▶ [About this exercise]
The records below are to be duplicated character for character.

▶ [Data supplied]
----------------------------------------

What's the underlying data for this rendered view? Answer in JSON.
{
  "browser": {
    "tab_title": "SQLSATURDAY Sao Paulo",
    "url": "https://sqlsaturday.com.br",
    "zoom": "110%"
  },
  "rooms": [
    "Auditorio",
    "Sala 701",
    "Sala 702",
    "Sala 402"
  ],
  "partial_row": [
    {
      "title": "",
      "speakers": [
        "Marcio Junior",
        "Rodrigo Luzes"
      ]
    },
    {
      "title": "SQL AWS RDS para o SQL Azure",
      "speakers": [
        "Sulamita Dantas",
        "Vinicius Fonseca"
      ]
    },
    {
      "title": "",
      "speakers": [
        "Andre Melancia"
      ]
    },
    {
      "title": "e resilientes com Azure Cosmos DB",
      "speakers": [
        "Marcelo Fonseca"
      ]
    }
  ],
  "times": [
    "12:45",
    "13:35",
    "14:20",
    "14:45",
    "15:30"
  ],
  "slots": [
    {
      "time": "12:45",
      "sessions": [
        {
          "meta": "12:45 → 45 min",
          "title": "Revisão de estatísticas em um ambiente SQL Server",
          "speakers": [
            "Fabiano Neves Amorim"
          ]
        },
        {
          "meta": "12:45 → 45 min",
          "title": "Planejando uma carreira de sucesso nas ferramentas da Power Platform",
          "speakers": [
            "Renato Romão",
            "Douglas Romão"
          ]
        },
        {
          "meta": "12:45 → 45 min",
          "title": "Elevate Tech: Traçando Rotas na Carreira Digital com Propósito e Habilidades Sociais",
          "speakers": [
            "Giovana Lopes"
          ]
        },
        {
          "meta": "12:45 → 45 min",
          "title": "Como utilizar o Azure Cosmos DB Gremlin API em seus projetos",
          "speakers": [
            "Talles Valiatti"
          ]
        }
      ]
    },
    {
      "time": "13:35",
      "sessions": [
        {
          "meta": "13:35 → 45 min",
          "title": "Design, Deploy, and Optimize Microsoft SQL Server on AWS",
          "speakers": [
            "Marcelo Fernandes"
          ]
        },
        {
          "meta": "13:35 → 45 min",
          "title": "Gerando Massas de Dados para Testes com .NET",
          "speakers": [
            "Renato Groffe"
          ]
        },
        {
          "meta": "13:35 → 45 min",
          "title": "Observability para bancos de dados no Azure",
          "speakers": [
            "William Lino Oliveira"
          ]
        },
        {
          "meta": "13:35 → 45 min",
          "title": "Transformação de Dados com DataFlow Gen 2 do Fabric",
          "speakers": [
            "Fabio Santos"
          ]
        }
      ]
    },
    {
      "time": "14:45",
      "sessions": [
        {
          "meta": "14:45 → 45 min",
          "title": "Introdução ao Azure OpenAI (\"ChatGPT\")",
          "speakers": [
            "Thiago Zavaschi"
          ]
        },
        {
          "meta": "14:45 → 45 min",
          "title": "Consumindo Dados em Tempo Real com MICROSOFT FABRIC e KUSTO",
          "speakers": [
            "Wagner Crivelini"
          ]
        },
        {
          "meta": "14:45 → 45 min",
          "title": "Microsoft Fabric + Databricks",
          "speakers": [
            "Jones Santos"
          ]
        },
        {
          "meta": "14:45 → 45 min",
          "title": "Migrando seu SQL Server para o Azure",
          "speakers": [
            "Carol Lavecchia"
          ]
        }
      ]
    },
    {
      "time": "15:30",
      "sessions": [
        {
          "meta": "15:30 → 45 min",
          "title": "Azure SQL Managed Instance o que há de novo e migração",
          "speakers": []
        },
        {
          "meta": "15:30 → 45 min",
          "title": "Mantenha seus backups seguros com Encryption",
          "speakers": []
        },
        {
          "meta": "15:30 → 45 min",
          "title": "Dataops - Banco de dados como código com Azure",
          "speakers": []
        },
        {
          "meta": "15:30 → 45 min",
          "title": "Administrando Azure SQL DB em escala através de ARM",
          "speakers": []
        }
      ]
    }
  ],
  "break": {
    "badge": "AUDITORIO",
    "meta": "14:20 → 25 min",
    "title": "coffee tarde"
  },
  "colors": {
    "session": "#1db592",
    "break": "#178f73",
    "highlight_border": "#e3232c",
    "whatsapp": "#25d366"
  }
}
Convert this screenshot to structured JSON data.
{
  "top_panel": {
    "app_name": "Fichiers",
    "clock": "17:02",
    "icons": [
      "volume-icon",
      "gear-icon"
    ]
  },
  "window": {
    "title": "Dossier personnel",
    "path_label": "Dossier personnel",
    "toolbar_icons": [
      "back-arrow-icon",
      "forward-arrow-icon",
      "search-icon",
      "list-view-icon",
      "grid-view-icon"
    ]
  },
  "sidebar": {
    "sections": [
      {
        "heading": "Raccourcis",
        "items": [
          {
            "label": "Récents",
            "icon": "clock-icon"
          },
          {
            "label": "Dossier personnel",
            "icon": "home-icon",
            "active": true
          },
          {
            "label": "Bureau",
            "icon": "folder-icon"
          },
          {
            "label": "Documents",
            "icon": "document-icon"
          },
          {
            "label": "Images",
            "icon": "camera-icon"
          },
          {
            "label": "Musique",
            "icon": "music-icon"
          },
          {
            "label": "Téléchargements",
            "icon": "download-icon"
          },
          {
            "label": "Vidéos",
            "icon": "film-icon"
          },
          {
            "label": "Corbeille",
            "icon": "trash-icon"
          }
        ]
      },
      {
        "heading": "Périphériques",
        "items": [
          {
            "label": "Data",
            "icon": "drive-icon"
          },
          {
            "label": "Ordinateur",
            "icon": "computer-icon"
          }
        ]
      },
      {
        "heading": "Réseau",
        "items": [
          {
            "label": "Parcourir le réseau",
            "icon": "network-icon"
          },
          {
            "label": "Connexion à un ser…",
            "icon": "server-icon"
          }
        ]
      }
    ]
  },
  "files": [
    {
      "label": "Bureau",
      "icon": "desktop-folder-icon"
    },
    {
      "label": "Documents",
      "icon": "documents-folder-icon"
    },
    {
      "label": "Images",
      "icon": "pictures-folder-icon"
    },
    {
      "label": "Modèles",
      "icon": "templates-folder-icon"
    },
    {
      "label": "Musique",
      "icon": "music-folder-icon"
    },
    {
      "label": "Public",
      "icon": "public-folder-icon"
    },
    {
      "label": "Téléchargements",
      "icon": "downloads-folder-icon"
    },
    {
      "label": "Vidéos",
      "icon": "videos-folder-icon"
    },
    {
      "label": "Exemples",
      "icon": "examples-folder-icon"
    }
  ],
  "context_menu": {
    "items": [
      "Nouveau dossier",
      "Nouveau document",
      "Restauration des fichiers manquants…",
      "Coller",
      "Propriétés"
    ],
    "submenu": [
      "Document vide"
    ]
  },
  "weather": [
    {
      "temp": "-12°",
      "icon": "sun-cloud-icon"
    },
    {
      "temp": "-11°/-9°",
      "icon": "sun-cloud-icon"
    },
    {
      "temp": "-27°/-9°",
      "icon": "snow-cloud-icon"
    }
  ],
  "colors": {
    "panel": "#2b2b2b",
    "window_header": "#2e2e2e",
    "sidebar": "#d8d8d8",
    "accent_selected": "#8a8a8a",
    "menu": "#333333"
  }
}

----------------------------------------

▶ [The answer]
What's the underlying data for this rendered view? Answer in JSON.
{
  "browser": {
    "tab_title": "SQLSATURDAY Sao Paulo",
    "url": "https://sqlsaturday.com.br",
    "zoom": "110%"
  },
  "rooms": [
    "Auditorio",
    "Sala 701",
    "Sala 702",
    "Sala 402"
  ],
  "partial_row": [
    {
      "title": "",
      "speakers": [
        "Marcio Junior",
        "Rodrigo Luzes"
      ]
    },
    {
      "title": "SQL AWS RDS para o SQL Azure",
      "speakers": [
        "Sulamita Dantas",
        "Vinicius Fonseca"
      ]
    },
    {
      "title": "",
      "speakers": [
        "Andre Melancia"
      ]
    },
    {
      "title": "e resilientes com Azure Cosmos DB",
      "speakers": [
        "Marcelo Fonseca"
      ]
    }
  ],
  "times": [
    "12:45",
    "13:35",
    "14:20",
    "14:45",
    "15:30"
  ],
  "slots": [
    {
      "time": "12:45",
      "sessions": [
        {
          "meta": "12:45 → 45 min",
          "title": "Revisão de estatísticas em um ambiente SQL Server",
          "speakers": [
            "Fabiano Neves Amorim"
          ]
        },
        {
          "meta": "12:45 → 45 min",
          "title": "Planejando uma carreira de sucesso nas ferramentas da Power Platform",
          "speakers": [
            "Renato Romão",
            "Douglas Romão"
          ]
        },
        {
          "meta": "12:45 → 45 min",
          "title": "Elevate Tech: Traçando Rotas na Carreira Digital com Propósito e Habilidades Sociais",
          "speakers": [
            "Giovana Lopes"
          ]
        },
        {
          "meta": "12:45 → 45 min",
          "title": "Como utilizar o Azure Cosmos DB Gremlin API em seus projetos",
          "speakers": [
            "Talles Valiatti"
          ]
        }
      ]
    },
    {
      "time": "13:35",
      "sessions": [
        {
          "meta": "13:35 → 45 min",
          "title": "Design, Deploy, and Optimize Microsoft SQL Server on AWS",
          "speakers": [
            "Marcelo Fernandes"
          ]
        },
        {
          "meta": "13:35 → 45 min",
          "title": "Gerando Massas de Dados para Testes com .NET",
          "speakers": [
            "Renato Groffe"
          ]
        },
        {
          "meta": "13:35 → 45 min",
          "title": "Observability para bancos de dados no Azure",
          "speakers": [
            "William Lino Oliveira"
          ]
        },
        {
          "meta": "13:35 → 45 min",
          "title": "Transformação de Dados com DataFlow Gen 2 do Fabric",
          "speakers": [
            "Fabio Santos"
          ]
        }
      ]
    },
    {
      "time": "14:45",
      "sessions": [
        {
          "meta": "14:45 → 45 min",
          "title": "Introdução ao Azure OpenAI (\"ChatGPT\")",
          "speakers": [
            "Thiago Zavaschi"
          ]
        },
        {
          "meta": "14:45 → 45 min",
          "title": "Consumindo Dados em Tempo Real com MICROSOFT FABRIC e KUSTO",
          "speakers": [
            "Wagner Crivelini"
          ]
        },
        {
          "meta": "14:45 → 45 min",
          "title": "Microsoft Fabric + Databricks",
          "speakers": [
            "Jones Santos"
          ]
        },
        {
          "meta": "14:45 → 45 min",
          "title": "Migrando seu SQL Server para o Azure",
          "speakers": [
            "Carol Lavecchia"
          ]
        }
      ]
    },
    {
      "time": "15:30",
      "sessions": [
        {
          "meta": "15:30 → 45 min",
          "title": "Azure SQL Managed Instance o que há de novo e migração",
          "speakers": []
        },
        {
          "meta": "15:30 → 45 min",
          "title": "Mantenha seus backups seguros com Encryption",
          "speakers": []
        },
        {
          "meta": "15:30 → 45 min",
          "title": "Dataops - Banco de dados como código com Azure",
          "speakers": []
        },
        {
          "meta": "15:30 → 45 min",
          "title": "Administrando Azure SQL DB em escala através de ARM",
          "speakers": []
        }
      ]
    }
  ],
  "break": {
    "badge": "AUDITORIO",
    "meta": "14:20 → 25 min",
    "title": "coffee tarde"
  },
  "colors": {
    "session": "#1db592",
    "break": "#178f73",
    "highlight_border": "#e3232c",
    "whatsapp": "#25d366"
  }
}
Convert this screenshot to structured JSON data.
{
  "top_panel": {
    "app_name": "Fichiers",
    "clock": "17:02",
    "icons": [
      "volume-icon",
      "gear-icon"
    ]
  },
  "window": {
    "title": "Dossier personnel",
    "path_label": "Dossier personnel",
    "toolbar_icons": [
      "back-arrow-icon",
      "forward-arrow-icon",
      "search-icon",
      "list-view-icon",
      "grid-view-icon"
    ]
  },
  "sidebar": {
    "sections": [
      {
        "heading": "Raccourcis",
        "items": [
          {
            "label": "Récents",
            "icon": "clock-icon"
          },
          {
            "label": "Dossier personnel",
            "icon": "home-icon",
            "active": true
          },
          {
            "label": "Bureau",
            "icon": "folder-icon"
          },
          {
            "label": "Documents",
            "icon": "document-icon"
          },
          {
            "label": "Images",
            "icon": "camera-icon"
          },
          {
            "label": "Musique",
            "icon": "music-icon"
          },
          {
            "label": "Téléchargements",
            "icon": "download-icon"
          },
          {
            "label": "Vidéos",
            "icon": "film-icon"
          },
          {
            "label": "Corbeille",
            "icon": "trash-icon"
          }
        ]
      },
      {
        "heading": "Périphériques",
        "items": [
          {
            "label": "Data",
            "icon": "drive-icon"
          },
          {
            "label": "Ordinateur",
            "icon": "computer-icon"
          }
        ]
      },
      {
        "heading": "Réseau",
        "items": [
          {
            "label": "Parcourir le réseau",
            "icon": "network-icon"
          },
          {
            "label": "Connexion à un ser…",
            "icon": "server-icon"
          }
        ]
      }
    ]
  },
  "files": [
    {
      "label": "Bureau",
      "icon": "desktop-folder-icon"
    },
    {
      "label": "Documents",
      "icon": "documents-folder-icon"
    },
    {
      "label": "Images",
      "icon": "pictures-folder-icon"
    },
    {
      "label": "Modèles",
      "icon": "templates-folder-icon"
    },
    {
      "label": "Musique",
      "icon": "music-folder-icon"
    },
    {
      "label": "Public",
      "icon": "public-folder-icon"
    },
    {
      "label": "Téléchargements",
      "icon": "downloads-folder-icon"
    },
    {
      "label": "Vidéos",
      "icon": "videos-folder-icon"
    },
    {
      "label": "Exemples",
      "icon": "examples-folder-icon"
    }
  ],
  "context_menu": {
    "items": [
      "Nouveau dossier",
      "Nouveau document",
      "Restauration des fichiers manquants…",
      "Coller",
      "Propriétés"
    ],
    "submenu": [
      "Document vide"
    ]
  },
  "weather": [
    {
      "temp": "-12°",
      "icon": "sun-cloud-icon"
    },
    {
      "temp": "-11°/-9°",
      "icon": "sun-cloud-icon"
    },
    {
      "temp": "-27°/-9°",
      "icon": "snow-cloud-icon"
    }
  ],
  "colors": {
    "panel": "#2b2b2b",
    "window_header": "#2e2e2e",
    "sidebar": "#d8d8d8",
    "accent_selected": "#8a8a8a",
    "menu": "#333333"
  }
}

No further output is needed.